- _TASK DESCRIPTION_
Every line containing the word "JSON" must be pulled from the records.
------ TASK DATA ------
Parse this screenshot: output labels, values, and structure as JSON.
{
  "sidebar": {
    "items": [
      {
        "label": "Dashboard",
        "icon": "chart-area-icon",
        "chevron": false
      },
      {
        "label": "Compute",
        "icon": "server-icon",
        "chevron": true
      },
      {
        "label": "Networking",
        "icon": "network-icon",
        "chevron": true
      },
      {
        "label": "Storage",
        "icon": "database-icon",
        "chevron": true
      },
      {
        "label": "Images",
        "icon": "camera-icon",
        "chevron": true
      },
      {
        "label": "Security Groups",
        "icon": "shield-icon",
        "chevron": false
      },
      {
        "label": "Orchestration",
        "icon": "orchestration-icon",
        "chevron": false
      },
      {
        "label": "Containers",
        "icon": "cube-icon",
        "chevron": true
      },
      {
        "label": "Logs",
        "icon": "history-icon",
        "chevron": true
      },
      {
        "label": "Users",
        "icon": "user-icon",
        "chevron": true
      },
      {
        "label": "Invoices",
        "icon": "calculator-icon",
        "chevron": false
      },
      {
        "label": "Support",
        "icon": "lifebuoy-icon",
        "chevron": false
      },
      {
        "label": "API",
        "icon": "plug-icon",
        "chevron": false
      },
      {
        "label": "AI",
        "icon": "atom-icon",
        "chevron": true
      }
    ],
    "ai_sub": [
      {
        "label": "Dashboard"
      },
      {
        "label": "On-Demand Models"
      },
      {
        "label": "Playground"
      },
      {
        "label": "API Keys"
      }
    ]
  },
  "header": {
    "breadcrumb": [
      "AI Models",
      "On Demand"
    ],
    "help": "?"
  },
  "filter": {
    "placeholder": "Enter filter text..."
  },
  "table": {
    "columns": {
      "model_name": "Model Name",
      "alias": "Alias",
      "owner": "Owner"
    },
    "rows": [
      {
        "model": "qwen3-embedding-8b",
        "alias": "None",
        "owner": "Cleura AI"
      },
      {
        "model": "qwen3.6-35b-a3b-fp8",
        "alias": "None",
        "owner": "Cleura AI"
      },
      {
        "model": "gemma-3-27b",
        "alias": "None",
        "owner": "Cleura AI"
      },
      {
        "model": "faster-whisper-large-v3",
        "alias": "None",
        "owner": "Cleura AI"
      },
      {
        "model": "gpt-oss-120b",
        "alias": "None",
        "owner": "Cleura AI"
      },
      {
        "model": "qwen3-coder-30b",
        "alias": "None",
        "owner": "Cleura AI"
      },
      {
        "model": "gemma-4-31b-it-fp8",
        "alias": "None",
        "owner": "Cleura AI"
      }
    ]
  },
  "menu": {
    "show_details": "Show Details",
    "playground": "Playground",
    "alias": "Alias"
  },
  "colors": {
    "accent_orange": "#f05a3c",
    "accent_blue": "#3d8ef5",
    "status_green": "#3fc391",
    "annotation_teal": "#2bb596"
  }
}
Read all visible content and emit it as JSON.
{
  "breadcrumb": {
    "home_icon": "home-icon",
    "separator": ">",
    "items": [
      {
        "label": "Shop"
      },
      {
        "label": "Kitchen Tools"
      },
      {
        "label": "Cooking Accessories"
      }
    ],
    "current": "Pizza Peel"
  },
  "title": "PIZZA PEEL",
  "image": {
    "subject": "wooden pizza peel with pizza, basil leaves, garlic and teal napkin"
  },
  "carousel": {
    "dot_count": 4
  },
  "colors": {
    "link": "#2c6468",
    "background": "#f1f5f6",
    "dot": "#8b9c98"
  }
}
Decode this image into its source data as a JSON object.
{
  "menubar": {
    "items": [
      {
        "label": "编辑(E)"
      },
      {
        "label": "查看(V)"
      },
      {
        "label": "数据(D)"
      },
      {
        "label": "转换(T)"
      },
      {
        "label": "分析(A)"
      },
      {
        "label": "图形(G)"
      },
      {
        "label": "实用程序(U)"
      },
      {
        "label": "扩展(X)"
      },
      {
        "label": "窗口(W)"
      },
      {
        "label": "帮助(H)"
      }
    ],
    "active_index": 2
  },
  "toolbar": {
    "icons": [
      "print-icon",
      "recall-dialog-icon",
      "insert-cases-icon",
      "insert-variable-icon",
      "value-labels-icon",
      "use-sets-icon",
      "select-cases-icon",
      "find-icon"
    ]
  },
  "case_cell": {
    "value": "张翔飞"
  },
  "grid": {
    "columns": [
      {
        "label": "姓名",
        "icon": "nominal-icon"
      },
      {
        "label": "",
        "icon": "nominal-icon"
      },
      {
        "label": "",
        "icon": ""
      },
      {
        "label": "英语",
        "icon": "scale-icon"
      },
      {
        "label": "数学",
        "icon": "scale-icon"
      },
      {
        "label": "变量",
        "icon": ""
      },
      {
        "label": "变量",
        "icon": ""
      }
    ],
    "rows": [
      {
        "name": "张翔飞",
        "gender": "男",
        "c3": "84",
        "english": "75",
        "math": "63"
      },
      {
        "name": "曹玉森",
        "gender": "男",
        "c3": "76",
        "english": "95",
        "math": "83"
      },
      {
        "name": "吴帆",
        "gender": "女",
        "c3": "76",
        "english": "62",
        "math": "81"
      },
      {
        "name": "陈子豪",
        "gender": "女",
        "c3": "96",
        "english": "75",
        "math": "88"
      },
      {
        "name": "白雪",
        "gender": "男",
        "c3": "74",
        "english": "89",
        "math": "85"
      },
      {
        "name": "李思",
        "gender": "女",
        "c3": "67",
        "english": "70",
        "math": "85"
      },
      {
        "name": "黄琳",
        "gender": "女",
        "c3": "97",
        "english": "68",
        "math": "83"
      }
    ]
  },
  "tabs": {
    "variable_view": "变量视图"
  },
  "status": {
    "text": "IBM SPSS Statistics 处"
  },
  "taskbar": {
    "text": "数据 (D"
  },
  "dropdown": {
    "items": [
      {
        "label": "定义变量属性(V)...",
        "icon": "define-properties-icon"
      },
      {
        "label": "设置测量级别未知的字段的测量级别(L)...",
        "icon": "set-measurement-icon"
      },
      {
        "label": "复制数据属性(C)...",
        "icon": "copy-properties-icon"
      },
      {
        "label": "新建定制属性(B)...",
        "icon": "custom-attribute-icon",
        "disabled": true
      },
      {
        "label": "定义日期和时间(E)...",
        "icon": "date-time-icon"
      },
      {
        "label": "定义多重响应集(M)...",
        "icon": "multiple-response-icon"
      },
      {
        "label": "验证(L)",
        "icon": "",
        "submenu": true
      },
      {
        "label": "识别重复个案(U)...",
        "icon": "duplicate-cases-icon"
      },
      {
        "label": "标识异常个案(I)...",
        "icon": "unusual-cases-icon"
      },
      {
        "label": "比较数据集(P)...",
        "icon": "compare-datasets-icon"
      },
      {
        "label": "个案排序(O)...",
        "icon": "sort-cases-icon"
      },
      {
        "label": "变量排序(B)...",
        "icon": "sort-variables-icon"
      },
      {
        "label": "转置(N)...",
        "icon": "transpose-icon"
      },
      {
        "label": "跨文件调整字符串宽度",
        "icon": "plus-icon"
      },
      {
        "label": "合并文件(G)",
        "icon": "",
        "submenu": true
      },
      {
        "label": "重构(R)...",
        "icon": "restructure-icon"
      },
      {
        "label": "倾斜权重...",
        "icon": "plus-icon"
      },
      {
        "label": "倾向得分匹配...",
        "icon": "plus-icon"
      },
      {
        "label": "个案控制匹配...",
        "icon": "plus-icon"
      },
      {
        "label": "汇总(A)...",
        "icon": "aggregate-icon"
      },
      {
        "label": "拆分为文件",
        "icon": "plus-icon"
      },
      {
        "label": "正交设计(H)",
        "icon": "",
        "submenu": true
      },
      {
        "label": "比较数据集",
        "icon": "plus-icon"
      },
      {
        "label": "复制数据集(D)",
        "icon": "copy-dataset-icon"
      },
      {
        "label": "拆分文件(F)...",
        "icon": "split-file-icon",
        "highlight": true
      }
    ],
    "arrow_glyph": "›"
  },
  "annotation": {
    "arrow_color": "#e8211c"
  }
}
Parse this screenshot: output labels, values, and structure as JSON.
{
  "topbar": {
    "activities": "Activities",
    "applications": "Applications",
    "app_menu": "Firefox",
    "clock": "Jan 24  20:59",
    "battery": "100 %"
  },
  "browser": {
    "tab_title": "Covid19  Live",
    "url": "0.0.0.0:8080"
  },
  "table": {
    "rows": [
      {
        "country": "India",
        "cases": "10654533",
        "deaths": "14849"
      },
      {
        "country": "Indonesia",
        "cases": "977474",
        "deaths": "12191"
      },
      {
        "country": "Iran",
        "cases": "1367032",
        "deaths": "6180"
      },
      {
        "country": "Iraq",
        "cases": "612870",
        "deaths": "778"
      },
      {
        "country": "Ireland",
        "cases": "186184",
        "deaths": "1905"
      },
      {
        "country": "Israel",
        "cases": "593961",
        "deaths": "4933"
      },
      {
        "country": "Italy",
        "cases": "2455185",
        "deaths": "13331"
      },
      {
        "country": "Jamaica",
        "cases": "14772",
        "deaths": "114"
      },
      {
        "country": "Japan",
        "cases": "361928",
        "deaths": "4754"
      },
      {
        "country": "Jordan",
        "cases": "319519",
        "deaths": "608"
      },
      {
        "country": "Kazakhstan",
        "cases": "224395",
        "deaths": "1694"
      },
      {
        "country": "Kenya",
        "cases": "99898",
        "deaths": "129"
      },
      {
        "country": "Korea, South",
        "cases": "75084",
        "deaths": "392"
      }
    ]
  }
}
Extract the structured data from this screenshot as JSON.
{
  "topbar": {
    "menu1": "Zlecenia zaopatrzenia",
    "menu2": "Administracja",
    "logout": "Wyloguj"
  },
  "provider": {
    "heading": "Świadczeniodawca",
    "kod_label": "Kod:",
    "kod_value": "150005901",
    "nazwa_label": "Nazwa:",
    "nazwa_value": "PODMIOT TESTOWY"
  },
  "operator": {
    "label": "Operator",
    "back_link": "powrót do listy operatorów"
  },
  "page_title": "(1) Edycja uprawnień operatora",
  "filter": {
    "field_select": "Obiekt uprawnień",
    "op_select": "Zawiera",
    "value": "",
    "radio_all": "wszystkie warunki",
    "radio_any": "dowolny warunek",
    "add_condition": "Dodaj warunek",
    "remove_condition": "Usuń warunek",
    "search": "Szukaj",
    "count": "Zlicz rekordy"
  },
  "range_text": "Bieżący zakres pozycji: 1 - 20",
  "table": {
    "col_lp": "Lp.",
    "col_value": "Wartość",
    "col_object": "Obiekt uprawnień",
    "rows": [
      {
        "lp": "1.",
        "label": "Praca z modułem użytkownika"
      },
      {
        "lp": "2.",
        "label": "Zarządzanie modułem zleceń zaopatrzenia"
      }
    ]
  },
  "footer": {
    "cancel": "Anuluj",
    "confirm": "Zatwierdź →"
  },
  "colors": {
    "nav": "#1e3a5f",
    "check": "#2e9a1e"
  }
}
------
- _ANSWER TO THIS EXERCISE_
Parse this screenshot: output labels, values, and structure as JSON.
Read all visible content and emit it as JSON.
Decode this image into its source data as a JSON object.
Parse this screenshot: output labels, values, and structure as JSON.
Extract the structured data from this screenshot as JSON.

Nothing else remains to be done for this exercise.